Managed to get up the Seven for a shot at the grayling only once over the past couple of weeks. Despite the deluge of rain last sunday the water was only up by two or three inches. I gave the French leader a go as best I could but it was hopeless, nothing doing at all. Not great for the confidence.
Anyhow, I have been amusing myself with maggot on the feeder on the Lower Derwent down the bottom of the field:
Funny thing is that for a few days there was nothing but gudgeon, gudgeon, gudgeon. I don’t mind that much, it’s still action of a sort. But then the gudgeon seemed to disappear. I’d cast in the feeder and for about 20 minutes nothing would happen, then there’s be an almighty wang on the rod tip, I’d strike, get some thrillingly solid resistance and pull in a nice chub of around 1-1.5 lb:
So I’d catch two or three of these in fairly quick succession (losing more than one I should say), then it’d all go dead and that would be it. Over about three sessions I managed a good half dozen like this – the rod rest in the pic is 7″ long:
I know Matt Hayes would describe these as ‘nice little chub’ but as far as I’m concerned they’re real crackers. The rain last week put about two foot of height on the water, which did it some good. But then the level dropped again to at least as low as it has been all summer and things reverted to normal:
Now that’s ‘a nice little chub’ (if it is a chub). Actually, I think it takes a bit of skill to hook a fish that small on the ledger; bites are signalled by only by tiny, intermittent tremors on the rod tip. Having said that I probably converted about one in twenty strikes into a fish, so maybe more luck than judgement.

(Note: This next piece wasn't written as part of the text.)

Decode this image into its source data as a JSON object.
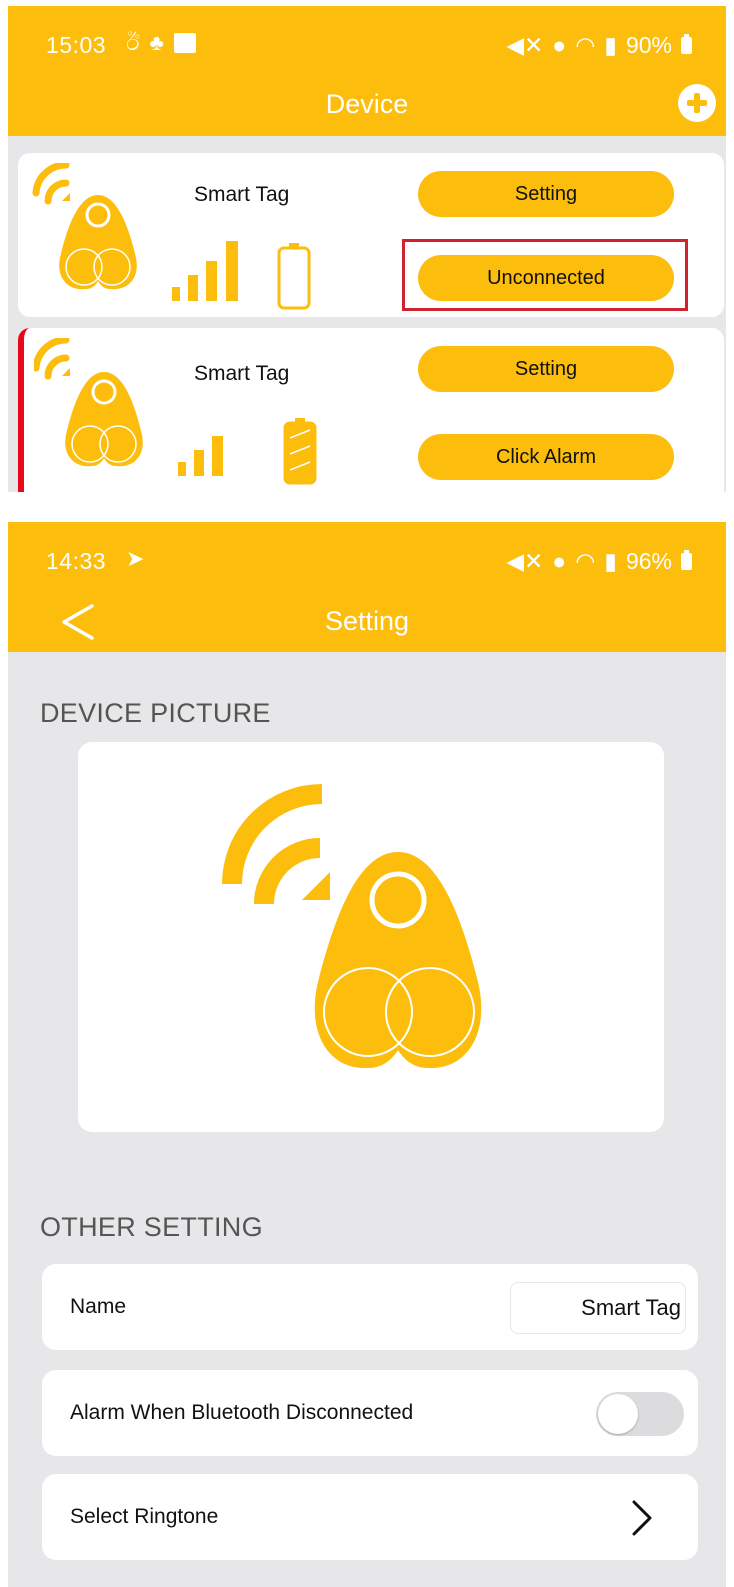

No more rain forecast for a while, so I think I’m going to struggle whether its on the fly or the maggot.